Many simplified flexible lease agreements simply state that “the farm operator will pay the landlord and additional amount of cash rent if the actual crop yield and/or price exceed a certain level.” (Example: Base cash rent is $130/acre and farm operator will pay an additional $40/acre rent if the corn yield exceed 170 bu./acre, or the corn price exceeds $4/bu. local price.) FSA is likely to view this type of flexible lease as a type of share rental agreement, thus making the landlord eligible for a portion of potential DCP payments. FSA will likely use some type of formula based on established yields (APH or proven average) times a set crop price to determine a likely crop value, minus typical cash crop expenses per acre (excluding land rental costs), to determine an estimated return per acre.

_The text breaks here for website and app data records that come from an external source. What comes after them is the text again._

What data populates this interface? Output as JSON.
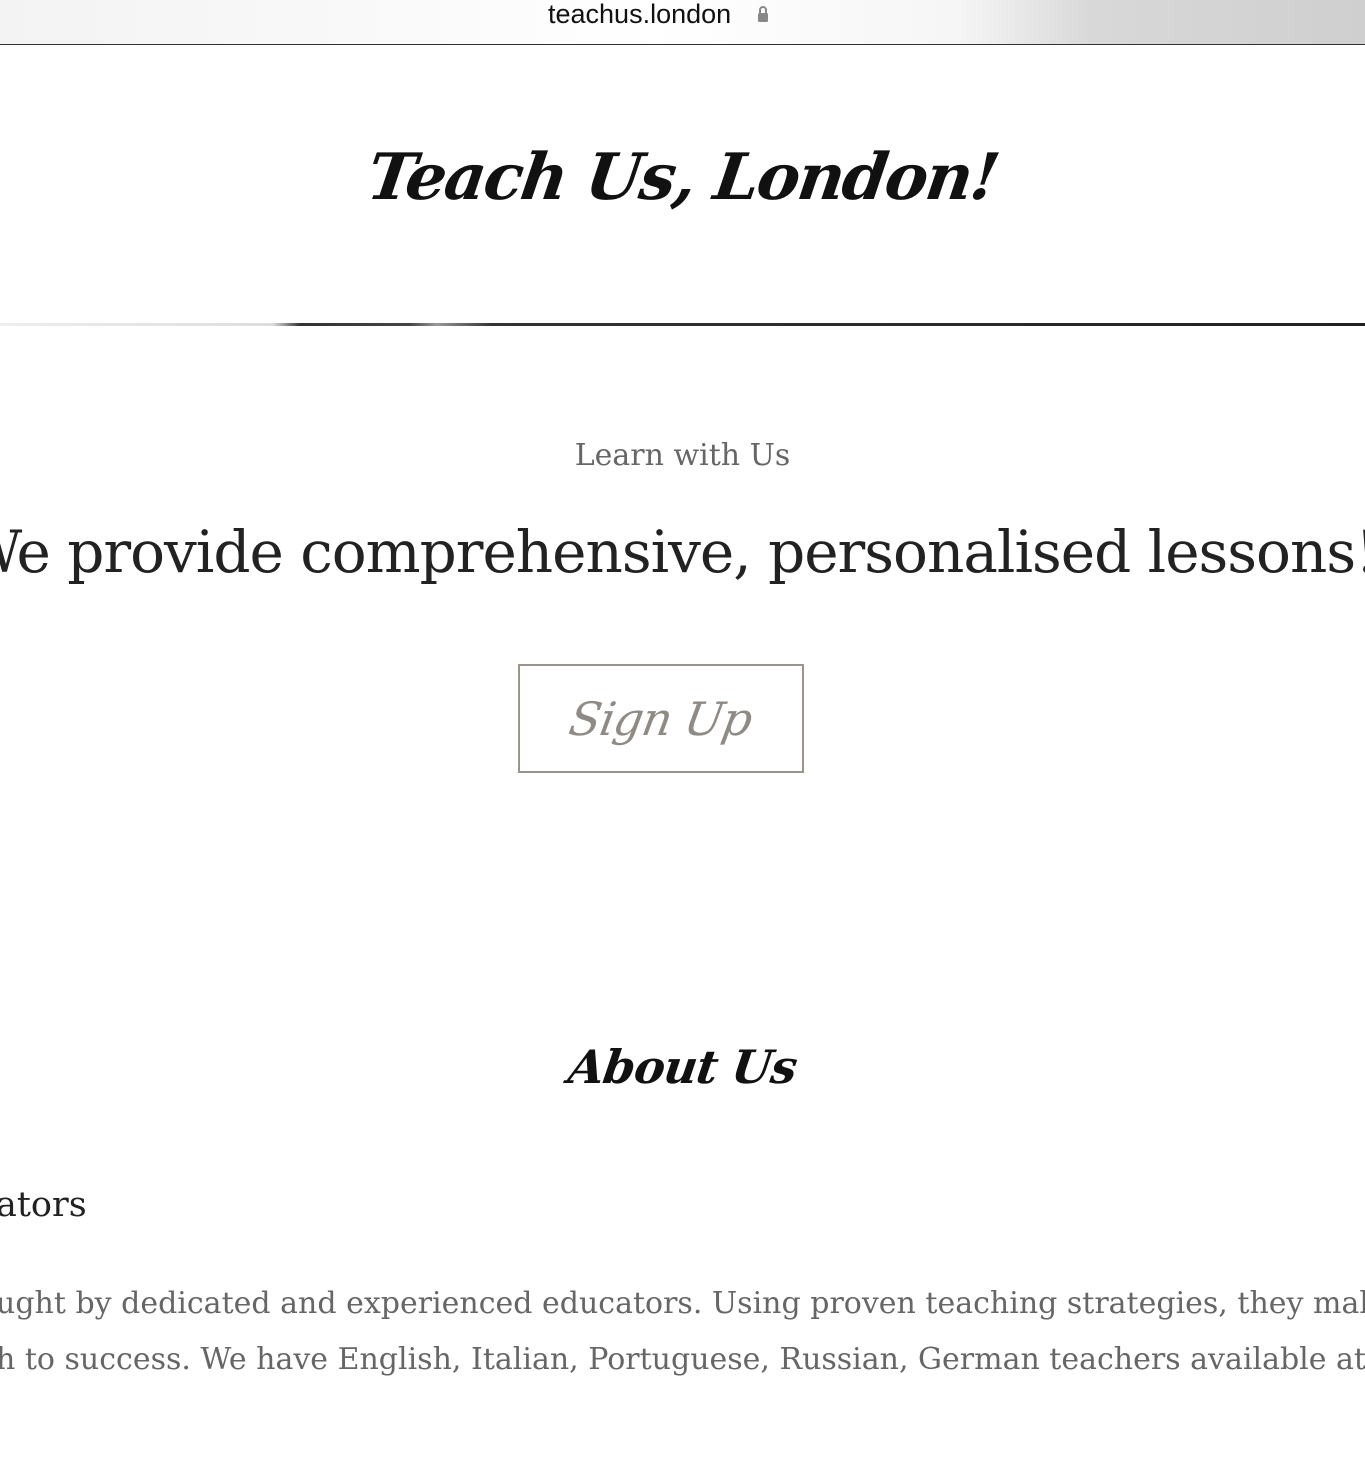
{
  "browser": {
    "url": "teachus.london"
  },
  "header": {
    "site_title": "Teach Us, London!"
  },
  "hero": {
    "eyebrow": "Learn with Us",
    "heading": "We provide comprehensive, personalised lessons!",
    "cta_label": "Sign Up"
  },
  "about": {
    "heading": "About Us",
    "subheading": "ators",
    "body_lines": [
      "ught by dedicated and experienced educators. Using proven teaching strategies, they make s",
      "h to success. We have English, Italian, Portuguese, Russian, German teachers available at the"
    ]
  },
  "colors": {
    "button_border": "#9a948c",
    "button_text": "#8f8a84",
    "text_dark": "#222222",
    "text_muted": "#666666"
  },
  "icons": {
    "lock": "lock-icon"
  }
}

In a flexible lease, the landlord would likely be entitled to a share of that amount.
Before a producer enters into a flexible cash lease agreement, it’s probably a good idea to discuss this agreement with the local county FSA director to see what effects this agreement would have on potential DCP payments, and if necessary, what the requirements would be for the landlord to qualify for a portion of the DCP payments. It’s better to check these things out in advance, rather than have them show up later in an FSA payment audit. The penalties for “knowingly and willfully” violating FSA rules is ineligibility for FSA programs, plus repayment of all past DCP payments plus penalties. This would be a very difficult penalty for many farm operators to deal with.
Editor’s note: Kent Thiesse is a former University of Minnesota Extension educator and now is Vice President of MinnStar Bank, Lake Crystal, MN. You can contact him at 507-726-2137 or via e-mail at firstname.lastname@example.org.